AIM OF THE EXERCISE: From the records below, return every line containing the word "likes".

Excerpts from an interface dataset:
------------------------------------------------

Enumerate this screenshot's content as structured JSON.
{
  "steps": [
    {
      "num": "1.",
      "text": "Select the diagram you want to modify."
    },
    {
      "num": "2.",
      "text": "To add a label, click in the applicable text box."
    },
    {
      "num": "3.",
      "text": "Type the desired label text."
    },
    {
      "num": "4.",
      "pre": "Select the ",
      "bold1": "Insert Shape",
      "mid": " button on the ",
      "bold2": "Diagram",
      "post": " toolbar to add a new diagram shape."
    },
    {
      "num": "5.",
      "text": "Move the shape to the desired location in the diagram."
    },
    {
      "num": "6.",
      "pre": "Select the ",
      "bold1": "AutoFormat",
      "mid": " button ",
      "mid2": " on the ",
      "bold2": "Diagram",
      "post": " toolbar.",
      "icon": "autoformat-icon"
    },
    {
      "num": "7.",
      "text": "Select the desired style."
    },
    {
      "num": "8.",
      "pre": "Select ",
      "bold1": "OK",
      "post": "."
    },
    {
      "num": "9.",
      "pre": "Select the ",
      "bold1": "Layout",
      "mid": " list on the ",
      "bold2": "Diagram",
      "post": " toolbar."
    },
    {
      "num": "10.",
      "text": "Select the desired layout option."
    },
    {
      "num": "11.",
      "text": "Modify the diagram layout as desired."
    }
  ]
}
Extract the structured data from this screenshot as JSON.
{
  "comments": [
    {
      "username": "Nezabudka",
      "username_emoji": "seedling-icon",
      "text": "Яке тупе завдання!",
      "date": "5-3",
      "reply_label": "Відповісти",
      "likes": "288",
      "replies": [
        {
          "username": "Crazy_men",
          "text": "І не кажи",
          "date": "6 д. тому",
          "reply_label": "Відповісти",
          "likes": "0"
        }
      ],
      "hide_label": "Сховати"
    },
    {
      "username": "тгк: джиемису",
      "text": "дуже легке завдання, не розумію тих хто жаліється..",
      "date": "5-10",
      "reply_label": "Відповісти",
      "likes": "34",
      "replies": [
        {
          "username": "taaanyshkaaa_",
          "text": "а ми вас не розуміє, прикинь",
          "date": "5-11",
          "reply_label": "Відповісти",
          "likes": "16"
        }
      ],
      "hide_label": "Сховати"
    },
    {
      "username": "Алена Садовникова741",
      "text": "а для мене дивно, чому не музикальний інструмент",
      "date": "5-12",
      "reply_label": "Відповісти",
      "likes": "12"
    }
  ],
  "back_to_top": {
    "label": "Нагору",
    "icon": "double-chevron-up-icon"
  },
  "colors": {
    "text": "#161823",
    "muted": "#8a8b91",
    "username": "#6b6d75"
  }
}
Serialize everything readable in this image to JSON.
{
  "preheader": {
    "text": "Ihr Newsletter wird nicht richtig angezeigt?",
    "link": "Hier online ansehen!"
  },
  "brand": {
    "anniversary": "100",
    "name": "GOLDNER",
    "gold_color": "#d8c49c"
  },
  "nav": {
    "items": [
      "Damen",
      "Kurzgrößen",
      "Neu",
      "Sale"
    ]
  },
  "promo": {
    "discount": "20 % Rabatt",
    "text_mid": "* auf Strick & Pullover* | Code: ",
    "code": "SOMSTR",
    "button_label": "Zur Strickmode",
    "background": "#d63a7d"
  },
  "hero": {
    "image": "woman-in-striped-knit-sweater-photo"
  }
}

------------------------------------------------

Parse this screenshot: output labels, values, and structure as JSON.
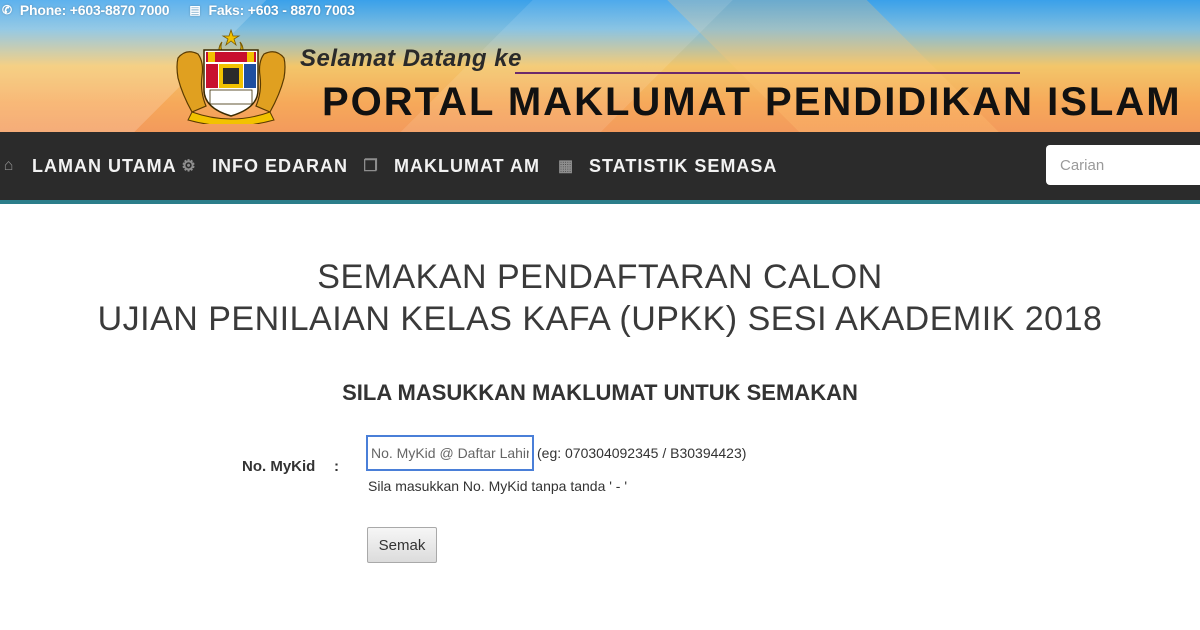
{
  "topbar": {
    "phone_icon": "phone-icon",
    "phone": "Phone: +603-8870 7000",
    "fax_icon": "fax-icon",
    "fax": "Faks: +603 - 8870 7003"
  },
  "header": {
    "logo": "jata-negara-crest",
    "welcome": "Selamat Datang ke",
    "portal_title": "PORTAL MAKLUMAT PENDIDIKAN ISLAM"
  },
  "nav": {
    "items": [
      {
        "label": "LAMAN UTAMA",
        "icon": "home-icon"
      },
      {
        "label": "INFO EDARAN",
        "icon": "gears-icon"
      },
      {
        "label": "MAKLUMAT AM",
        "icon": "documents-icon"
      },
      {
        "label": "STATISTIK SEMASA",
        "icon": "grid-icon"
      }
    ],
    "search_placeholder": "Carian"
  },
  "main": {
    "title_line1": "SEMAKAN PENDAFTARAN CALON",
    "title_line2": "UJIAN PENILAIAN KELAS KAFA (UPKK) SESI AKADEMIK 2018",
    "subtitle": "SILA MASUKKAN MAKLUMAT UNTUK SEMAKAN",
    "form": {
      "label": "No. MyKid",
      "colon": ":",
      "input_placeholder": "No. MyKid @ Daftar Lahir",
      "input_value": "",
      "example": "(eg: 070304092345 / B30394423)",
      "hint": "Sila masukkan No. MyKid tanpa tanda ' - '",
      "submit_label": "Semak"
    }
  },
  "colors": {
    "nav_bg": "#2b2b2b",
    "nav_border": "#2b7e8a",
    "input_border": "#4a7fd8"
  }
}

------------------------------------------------

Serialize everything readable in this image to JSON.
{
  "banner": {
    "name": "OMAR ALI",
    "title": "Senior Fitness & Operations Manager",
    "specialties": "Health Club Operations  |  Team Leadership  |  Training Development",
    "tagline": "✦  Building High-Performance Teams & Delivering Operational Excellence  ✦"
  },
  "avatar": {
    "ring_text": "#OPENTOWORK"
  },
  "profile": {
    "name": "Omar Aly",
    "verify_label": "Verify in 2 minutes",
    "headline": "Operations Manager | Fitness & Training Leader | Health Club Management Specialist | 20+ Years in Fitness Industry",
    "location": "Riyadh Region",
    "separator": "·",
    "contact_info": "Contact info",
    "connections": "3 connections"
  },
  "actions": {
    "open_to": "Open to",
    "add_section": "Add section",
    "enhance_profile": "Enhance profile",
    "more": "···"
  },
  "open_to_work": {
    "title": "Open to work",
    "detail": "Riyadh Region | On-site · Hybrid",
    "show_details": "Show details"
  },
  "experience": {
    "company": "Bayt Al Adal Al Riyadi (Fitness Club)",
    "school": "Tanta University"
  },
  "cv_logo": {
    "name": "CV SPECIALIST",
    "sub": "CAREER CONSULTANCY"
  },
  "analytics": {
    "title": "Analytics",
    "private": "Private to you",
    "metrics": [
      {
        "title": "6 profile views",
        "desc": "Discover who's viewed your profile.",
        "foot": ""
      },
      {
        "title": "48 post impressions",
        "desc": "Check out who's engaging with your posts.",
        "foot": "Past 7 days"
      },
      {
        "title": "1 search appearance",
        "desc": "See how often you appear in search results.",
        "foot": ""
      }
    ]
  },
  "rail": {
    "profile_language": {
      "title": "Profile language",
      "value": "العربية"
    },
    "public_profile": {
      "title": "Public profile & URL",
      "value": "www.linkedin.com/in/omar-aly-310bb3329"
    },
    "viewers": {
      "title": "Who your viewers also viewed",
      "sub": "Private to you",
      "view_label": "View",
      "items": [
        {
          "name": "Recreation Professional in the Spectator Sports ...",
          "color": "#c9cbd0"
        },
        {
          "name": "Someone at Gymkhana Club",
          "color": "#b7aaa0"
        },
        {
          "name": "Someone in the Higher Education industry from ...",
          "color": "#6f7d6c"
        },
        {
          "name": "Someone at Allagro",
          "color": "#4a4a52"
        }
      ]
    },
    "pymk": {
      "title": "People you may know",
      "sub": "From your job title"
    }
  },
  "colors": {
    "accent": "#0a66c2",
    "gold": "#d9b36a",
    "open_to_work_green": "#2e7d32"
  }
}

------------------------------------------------

RESULT OF THE EXERCISE:
      "likes": "288",
          "likes": "0"
      "likes": "34",
          "likes": "16"
      "likes": "12"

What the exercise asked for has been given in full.